Monday, June 11, 2018
"Mastering the twelve traits that trap us." That's the subtitle of The Coach's Casebook by Geoff Watts and Kim Morgan, and the traits in question include impostor syndrome, fierce independence, and perfectionism. Varied as they are, they share a few characteristics: they can become problematic for some of those who have them, they have potential upsides, and the authors believe that most people will experience some sense of at least one of them.
There are, I estimate, about ... erm ... ten trillion books on coaching out there but a few nice touches set this one apart from others that I've seen. The first is the chapter structures: each starts with a case study of a composite character (based on Watts and Morgan's experience) suffering from one of the traits, is followed by a set of exercises that might be used for others with that trait, and ends with an interview with someone famous who is said to exhibit the trait, and sometimes harnessing it to their advantage.
Looking through these three lenses permits different aspects of the problem and possible approaches to become apparent. In the case study it was often the personal interactions that I found interesting: when the coach was silent, or chose to ask or not a particular question, or when (as in the case of Richard, who suffered from "ostrich syndrome") to be provocative. The coaching techniques and questions are what they are, useful to have in the back pocket, although I would have liked to have had suggestions on directions to take depending on the results. The interviews present the perspective of someone who has lived with a trait and frequently offer evidence that it can be overcome or put to good use, in moderation.
The second nice touch is the coaching of the coach (the term used is supervision) in the case studies. In these sessions, the coach gets an independent perspective on, and is sometimes challenged about, their interactions with the client. In these sections the uncertainty, biases, and fallibility of the coach is laid bare. Coaches can use coaches.
The final piece that helps this book to stand out is a summary matrix at the end which collects all of the approaches suggested during the book and cross-references them against the traits. Many techniques have value in multiple situations and the authors have done well to avoid repeating themselves across the chapters.
I have a few minor quibbles: I might question whether the twelve traits are indeed traits (even the authors admit that the chapter on coping with loss is an outlier), or that these are the traits that trap us rather than some that could do at some times, and I would have liked to have had discussion of ways to arrive at, or confirm, the coach's "diagnosis" of a given trait. I also would love the case studies to show some alternative paths for the same client and, given that they are fictionalised, to perhaps also show the interactions from the perspective of the client.

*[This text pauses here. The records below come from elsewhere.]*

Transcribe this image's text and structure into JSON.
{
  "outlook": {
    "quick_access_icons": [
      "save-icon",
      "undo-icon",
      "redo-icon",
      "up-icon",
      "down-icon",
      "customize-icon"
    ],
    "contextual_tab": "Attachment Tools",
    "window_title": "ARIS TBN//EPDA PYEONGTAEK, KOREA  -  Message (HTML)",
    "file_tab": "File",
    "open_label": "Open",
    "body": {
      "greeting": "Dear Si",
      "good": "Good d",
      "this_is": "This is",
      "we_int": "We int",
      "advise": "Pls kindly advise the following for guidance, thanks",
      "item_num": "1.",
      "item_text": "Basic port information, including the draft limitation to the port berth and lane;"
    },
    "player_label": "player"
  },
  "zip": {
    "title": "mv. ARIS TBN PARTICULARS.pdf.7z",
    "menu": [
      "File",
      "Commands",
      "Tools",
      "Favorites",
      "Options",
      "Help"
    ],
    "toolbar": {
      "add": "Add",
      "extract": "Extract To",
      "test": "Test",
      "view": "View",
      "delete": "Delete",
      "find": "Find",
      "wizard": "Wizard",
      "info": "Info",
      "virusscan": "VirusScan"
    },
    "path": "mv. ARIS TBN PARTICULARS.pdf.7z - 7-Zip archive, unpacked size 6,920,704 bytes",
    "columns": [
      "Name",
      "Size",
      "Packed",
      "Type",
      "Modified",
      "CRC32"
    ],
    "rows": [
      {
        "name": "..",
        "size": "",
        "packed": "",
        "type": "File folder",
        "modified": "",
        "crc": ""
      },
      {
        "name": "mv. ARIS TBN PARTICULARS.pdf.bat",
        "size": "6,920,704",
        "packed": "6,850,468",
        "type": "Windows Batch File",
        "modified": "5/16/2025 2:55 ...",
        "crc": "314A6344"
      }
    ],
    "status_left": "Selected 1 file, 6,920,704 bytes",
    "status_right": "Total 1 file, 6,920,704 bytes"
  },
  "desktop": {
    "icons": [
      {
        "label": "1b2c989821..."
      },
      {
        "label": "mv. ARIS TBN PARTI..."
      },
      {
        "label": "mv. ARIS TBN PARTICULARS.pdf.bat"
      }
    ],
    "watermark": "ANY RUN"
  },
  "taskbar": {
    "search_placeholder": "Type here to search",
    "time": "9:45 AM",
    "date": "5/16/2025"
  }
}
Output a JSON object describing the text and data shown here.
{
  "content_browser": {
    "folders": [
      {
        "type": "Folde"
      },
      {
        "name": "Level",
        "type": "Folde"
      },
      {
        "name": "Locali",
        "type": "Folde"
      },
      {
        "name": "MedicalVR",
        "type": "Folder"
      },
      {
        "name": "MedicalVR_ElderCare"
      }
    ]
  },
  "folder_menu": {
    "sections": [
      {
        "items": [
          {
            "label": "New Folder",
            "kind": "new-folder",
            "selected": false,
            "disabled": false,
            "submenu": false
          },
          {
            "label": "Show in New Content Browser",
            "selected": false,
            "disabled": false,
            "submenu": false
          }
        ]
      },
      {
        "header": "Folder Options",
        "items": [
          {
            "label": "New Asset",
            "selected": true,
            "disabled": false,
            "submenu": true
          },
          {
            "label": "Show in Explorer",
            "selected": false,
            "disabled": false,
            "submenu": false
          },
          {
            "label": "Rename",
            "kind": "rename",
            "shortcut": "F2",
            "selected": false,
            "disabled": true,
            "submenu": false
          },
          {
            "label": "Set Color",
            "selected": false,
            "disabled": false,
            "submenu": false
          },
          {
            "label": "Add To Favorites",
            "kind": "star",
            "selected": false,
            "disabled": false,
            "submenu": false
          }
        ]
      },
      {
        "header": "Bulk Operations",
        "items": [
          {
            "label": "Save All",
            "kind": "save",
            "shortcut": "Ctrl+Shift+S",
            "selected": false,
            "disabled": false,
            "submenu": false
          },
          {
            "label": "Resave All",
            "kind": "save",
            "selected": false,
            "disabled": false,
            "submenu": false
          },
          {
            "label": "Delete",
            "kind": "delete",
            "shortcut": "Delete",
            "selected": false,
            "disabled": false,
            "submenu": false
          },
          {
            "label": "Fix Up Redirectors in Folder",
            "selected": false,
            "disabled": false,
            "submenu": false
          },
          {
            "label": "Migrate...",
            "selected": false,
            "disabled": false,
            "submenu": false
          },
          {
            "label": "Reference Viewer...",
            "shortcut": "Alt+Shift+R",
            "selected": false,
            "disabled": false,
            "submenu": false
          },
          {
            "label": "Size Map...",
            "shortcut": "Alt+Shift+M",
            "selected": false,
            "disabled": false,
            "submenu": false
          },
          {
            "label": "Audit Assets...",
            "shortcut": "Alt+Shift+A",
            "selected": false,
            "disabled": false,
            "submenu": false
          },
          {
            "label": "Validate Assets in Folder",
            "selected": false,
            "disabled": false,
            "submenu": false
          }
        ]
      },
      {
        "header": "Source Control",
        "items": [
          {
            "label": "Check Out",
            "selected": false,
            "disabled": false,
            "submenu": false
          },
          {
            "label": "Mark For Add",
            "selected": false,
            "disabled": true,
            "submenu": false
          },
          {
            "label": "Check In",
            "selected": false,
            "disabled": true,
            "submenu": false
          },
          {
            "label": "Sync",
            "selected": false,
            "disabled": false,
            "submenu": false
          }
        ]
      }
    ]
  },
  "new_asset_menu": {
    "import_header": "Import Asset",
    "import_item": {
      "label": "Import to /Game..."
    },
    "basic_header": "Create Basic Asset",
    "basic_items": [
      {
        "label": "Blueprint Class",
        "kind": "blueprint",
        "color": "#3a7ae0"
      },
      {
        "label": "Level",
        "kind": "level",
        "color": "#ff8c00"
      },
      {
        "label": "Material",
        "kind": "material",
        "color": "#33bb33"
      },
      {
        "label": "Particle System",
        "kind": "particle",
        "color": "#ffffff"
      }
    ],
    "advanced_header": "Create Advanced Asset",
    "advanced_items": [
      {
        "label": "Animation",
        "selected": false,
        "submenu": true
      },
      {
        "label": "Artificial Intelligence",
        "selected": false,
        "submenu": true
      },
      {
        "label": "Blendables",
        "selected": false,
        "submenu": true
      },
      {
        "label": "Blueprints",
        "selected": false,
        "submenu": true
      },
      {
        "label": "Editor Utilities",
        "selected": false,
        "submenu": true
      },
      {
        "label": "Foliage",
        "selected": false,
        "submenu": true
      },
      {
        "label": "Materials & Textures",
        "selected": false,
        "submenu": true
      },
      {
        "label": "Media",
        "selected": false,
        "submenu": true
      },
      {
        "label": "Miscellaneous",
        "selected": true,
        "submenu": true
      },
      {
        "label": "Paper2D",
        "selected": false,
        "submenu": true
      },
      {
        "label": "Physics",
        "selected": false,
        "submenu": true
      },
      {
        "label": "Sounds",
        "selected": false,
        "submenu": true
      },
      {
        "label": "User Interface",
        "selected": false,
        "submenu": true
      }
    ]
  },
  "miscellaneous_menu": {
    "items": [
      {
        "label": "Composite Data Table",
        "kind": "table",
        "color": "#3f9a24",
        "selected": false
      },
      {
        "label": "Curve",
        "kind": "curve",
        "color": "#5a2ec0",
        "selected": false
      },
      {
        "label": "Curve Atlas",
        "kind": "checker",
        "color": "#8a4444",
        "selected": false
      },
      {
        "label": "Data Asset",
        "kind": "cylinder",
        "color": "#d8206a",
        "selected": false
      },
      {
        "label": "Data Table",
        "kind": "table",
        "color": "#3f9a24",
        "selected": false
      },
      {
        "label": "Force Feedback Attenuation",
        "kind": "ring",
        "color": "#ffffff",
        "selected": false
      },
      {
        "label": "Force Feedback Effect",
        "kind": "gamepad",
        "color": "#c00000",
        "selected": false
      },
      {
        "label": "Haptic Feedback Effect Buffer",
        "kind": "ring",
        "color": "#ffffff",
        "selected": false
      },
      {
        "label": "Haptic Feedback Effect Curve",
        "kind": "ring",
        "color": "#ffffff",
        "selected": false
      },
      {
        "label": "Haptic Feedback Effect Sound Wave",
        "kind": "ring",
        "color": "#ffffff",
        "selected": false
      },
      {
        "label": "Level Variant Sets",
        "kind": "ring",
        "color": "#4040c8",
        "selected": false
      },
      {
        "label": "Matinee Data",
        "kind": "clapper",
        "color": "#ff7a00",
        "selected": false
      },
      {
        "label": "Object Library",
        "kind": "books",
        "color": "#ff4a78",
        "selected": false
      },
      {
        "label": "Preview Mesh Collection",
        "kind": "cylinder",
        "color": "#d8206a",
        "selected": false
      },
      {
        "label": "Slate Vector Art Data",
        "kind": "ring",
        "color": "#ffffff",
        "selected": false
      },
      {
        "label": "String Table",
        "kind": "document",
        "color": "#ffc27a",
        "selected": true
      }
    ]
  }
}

But these are relatively minor for me. I think this book will be a useful reference, I've already used bits of it, and I've ordered a copy for my team.